So look, I didn’t have a grand plan or anything like that, no strategy in place, I just took awhile to research submitting to agents, how to write a good query letter, and I did think a little bit about the best case scenario: I was already plotting future Iwata novels in my head in case the agent / publishers said yes. If you walk into a room with a clear idea about where your protagonist is going in the future, it’s evident that you’re an author who’s in it for the long haul, you’re not just a hobbyist with a good idea.
N&N: How was your publishing experience been? Is there anything that you would have done differently?
NO: Overall it’s been amazing. Like anything, there are highs and lows. The main thing I learned is that your self-doubt as a writer never goes away. The monkey will always be there on your shoulder, no matter how far you’ve come. As to would I do anything differently, probably yes, but only because it would be basically mathematically impossible to do it the exact same way even if you could go back in time.
N&N: What do you want your readers to take from your writing?
NO: I’d defer to my secondary school English teacher, Ms. Kenney: I don’t really care too much what’s happening, or what it’s about, I just have to care. So yeah, I want my readers to feel something. Fear, wanderlust, melancholy, whatever it might be. I’m not so interested in the violence, the explosions, and the car chases for the sake of them, I’m interested in what’s happening off the page, between the lines, under the skin.
N&N: Finally, for new authors, what advice would you give them?

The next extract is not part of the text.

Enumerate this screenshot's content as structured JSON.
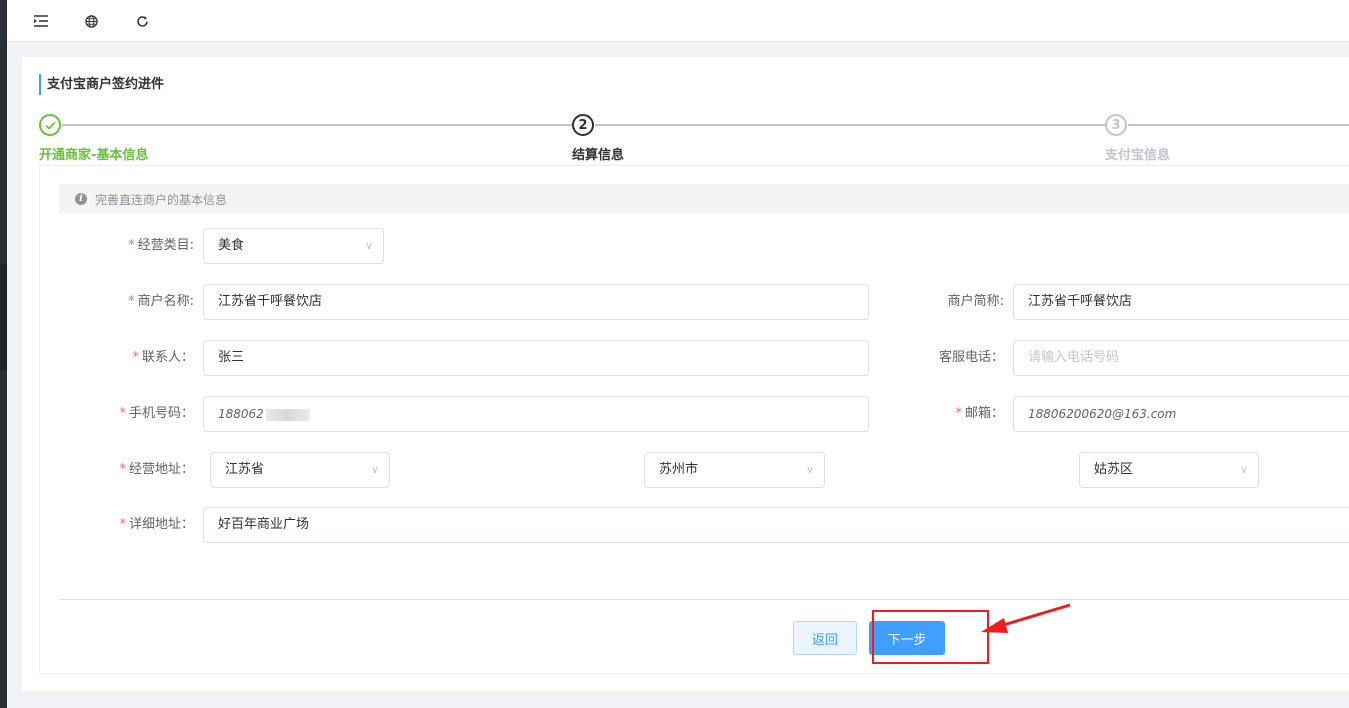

NO: All the cliches you’ll hear about reading lots and not giving up; follow them. But at the same time, there’s also there’s a lot of advice out there. Balance it with your own intuition. Follow your nose. And while it’s natural to be influenced, remember that writing a version of something that was successful is probably a false economy: personally, I’d rather be rejected for who I actually am than for who I am not.
Blue Light Yokohoma and its sequel Sins of Scarlet are available at Barnes and Nobles, Amazon, Apple ibooks and where all books are sold.